Shelli Aderman is our Program Coordinator. She comes to Rabbis Without Borders at Clal from a varied and exciting background. A former professional stage manager in theatre, Shelli has worked on Broadway and throughout North America and Canada with The Flaming Idiots, a Vaudevillian, juggling, comedy trio. Within the Jewish community, Shelli has been able to put her stage management training to use as an Administrator for Congregation Tehillah in Riverdale and Emanuel Congregation in Chicago. Also in Chicago, Shelli was the Youth Advisor and Youth Service Leader for Anshe Emet Synagogue while also being the production supervisor for Chicago Jewish Day School’s annual musical. A graduate of Hofstra University and Young Judaea’s Year Course, Shelli is thrilled to be part of CLAL.
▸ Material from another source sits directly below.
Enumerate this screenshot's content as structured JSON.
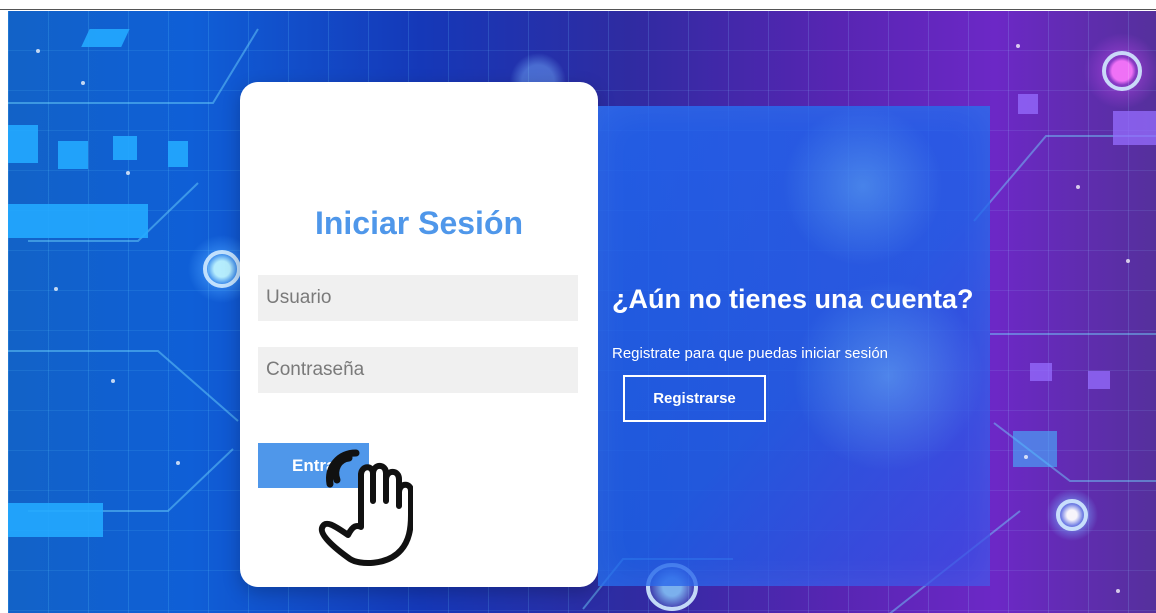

Rabbi Helaine Ettinger earned her B.A in English Literature from Princeton University, her rabbinic ordination from HUC-JIR in 1991 and her Masters in Jewish Education from HUC-JIR in 2017. In her rabbinate she has served in small congregations in New Jersey and Pennsylvania as well as serving as the Synagogue Outreach Coordinator for the MetroWest Jewish Health and Healing Center. She currently serves as the rabbi of Philipstown Reform Synagogue in Cold Spring, NY. In addition, she is a volunteer pastoral care visitor at St Barnabas Hospital in Livingston, NJ and a member of Congregation B’nai Israel, a conservative congregation in Millburn, NJ where she also works with the Board on leadership development as part of the (United Synagogue) SULAM project. Her work has been published in The Women’s Torah Commentary, The Women’s Haftarah Commentary both published by Jewish Lights, and she has a chapter about Ne’ilah as a rite of passage in Lawrence A. Hoffman’s next book in the “Prayers of Awe” series. She has taught the Melton Adult Mini-Course in its regular format, in a pilot format for parents of younger children and in a graduate class. She is a Past President of the Women’s Rabbinic Network. She lived for 5 years in Kfar Saba, Israel where she prepared students with special needs to become Bar and Bat Mitzvah. For the last 17 years she has lived in NJ with her husband and three children.